Element data from apps and pages:
***
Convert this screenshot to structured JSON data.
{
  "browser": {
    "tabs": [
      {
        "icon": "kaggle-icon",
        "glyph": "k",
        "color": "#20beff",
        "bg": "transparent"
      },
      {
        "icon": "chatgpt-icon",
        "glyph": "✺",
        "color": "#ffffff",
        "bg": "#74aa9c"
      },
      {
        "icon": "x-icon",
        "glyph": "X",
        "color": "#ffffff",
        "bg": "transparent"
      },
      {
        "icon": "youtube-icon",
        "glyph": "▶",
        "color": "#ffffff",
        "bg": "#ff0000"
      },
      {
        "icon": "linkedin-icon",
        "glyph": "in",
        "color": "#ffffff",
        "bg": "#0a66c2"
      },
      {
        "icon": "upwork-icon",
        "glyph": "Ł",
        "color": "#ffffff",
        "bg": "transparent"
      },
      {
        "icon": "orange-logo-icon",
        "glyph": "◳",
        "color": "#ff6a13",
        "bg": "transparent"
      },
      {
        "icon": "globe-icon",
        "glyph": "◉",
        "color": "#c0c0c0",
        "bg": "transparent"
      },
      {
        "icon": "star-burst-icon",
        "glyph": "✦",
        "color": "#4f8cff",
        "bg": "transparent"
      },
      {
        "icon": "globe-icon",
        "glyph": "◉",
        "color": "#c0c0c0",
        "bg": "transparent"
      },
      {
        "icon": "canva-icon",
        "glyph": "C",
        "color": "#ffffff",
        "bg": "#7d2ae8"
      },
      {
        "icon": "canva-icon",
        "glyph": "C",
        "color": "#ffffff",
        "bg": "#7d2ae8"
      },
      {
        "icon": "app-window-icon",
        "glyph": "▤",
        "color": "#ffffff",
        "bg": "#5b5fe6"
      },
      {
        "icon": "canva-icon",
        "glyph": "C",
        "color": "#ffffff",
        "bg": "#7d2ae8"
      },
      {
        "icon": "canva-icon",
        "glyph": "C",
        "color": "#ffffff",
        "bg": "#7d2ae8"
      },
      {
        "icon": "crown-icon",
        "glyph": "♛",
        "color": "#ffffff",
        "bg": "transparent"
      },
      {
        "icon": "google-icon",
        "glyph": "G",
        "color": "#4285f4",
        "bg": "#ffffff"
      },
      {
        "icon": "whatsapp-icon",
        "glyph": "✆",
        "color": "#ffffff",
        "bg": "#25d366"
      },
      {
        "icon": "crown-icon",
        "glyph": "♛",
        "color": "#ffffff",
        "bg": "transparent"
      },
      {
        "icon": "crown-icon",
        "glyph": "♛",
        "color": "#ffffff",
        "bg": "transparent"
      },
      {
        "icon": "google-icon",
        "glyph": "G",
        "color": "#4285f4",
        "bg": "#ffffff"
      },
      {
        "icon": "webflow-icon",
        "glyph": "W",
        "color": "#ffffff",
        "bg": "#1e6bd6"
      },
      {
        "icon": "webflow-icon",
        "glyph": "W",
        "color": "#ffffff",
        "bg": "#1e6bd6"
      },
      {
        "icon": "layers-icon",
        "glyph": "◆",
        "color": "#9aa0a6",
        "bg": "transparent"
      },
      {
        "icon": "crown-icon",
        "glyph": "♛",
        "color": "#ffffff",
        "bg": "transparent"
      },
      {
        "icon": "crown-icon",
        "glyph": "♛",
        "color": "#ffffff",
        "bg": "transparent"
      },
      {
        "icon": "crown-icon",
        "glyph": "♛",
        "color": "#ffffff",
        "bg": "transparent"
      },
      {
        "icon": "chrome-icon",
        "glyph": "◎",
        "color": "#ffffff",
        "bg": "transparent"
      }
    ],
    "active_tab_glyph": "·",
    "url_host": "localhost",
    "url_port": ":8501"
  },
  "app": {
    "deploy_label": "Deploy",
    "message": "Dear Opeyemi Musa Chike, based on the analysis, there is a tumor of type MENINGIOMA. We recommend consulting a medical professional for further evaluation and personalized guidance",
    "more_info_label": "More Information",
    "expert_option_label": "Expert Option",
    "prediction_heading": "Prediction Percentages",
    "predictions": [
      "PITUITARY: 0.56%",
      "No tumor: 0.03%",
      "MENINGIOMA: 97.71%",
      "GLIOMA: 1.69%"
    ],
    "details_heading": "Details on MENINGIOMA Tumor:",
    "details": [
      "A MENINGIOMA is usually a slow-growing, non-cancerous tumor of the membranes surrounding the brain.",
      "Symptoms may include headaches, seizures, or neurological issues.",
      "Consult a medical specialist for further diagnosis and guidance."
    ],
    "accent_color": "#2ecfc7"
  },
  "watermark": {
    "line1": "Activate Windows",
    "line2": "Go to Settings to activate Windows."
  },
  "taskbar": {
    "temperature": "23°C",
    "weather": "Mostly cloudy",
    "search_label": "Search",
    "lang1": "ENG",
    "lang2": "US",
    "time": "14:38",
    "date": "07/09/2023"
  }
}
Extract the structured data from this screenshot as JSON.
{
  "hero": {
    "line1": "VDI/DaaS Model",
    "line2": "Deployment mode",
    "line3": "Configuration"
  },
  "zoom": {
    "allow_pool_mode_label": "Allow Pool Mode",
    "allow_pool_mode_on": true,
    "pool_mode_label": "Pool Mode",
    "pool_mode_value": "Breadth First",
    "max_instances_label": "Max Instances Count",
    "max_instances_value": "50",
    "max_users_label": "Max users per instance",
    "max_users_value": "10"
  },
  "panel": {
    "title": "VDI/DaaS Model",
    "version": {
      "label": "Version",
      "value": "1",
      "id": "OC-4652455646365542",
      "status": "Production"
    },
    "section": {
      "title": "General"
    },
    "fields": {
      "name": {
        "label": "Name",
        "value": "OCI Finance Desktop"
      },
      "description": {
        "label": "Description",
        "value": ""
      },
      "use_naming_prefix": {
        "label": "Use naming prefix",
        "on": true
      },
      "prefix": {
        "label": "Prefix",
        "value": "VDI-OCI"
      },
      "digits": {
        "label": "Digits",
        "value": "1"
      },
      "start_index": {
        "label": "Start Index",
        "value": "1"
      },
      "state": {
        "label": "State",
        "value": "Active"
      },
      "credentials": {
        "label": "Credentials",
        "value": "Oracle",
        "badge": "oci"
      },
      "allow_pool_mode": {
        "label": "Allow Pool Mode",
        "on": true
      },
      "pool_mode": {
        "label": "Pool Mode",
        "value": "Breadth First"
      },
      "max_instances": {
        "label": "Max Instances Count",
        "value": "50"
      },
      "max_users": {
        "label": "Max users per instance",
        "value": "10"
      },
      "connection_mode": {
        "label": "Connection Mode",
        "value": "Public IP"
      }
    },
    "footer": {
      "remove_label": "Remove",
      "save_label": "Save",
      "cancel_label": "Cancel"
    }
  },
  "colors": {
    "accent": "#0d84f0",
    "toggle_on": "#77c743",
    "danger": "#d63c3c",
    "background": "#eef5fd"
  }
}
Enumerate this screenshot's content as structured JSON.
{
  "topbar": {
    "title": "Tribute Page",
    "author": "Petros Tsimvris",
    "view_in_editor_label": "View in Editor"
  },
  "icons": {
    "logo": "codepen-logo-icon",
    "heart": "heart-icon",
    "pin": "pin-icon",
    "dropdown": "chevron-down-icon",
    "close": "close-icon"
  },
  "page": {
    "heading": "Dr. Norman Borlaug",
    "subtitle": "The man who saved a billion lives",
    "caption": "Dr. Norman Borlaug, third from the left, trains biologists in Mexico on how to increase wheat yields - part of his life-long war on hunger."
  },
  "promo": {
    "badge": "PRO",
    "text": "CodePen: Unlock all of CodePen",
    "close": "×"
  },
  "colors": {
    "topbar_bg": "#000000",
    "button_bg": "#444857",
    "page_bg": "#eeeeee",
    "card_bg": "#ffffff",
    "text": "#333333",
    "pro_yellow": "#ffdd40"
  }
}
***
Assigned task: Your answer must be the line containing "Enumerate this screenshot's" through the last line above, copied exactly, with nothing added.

Expected answer:
Enumerate this screenshot's content as structured JSON.
{
  "topbar": {
    "title": "Tribute Page",
    "author": "Petros Tsimvris",
    "view_in_editor_label": "View in Editor"
  },
  "icons": {
    "logo": "codepen-logo-icon",
    "heart": "heart-icon",
    "pin": "pin-icon",
    "dropdown": "chevron-down-icon",
    "close": "close-icon"
  },
  "page": {
    "heading": "Dr. Norman Borlaug",
    "subtitle": "The man who saved a billion lives",
    "caption": "Dr. Norman Borlaug, third from the left, trains biologists in Mexico on how to increase wheat yields - part of his life-long war on hunger."
  },
  "promo": {
    "badge": "PRO",
    "text": "CodePen: Unlock all of CodePen",
    "close": "×"
  },
  "colors": {
    "topbar_bg": "#000000",
    "button_bg": "#444857",
    "page_bg": "#eeeeee",
    "card_bg": "#ffffff",
    "text": "#333333",
    "pro_yellow": "#ffdd40"
  }
}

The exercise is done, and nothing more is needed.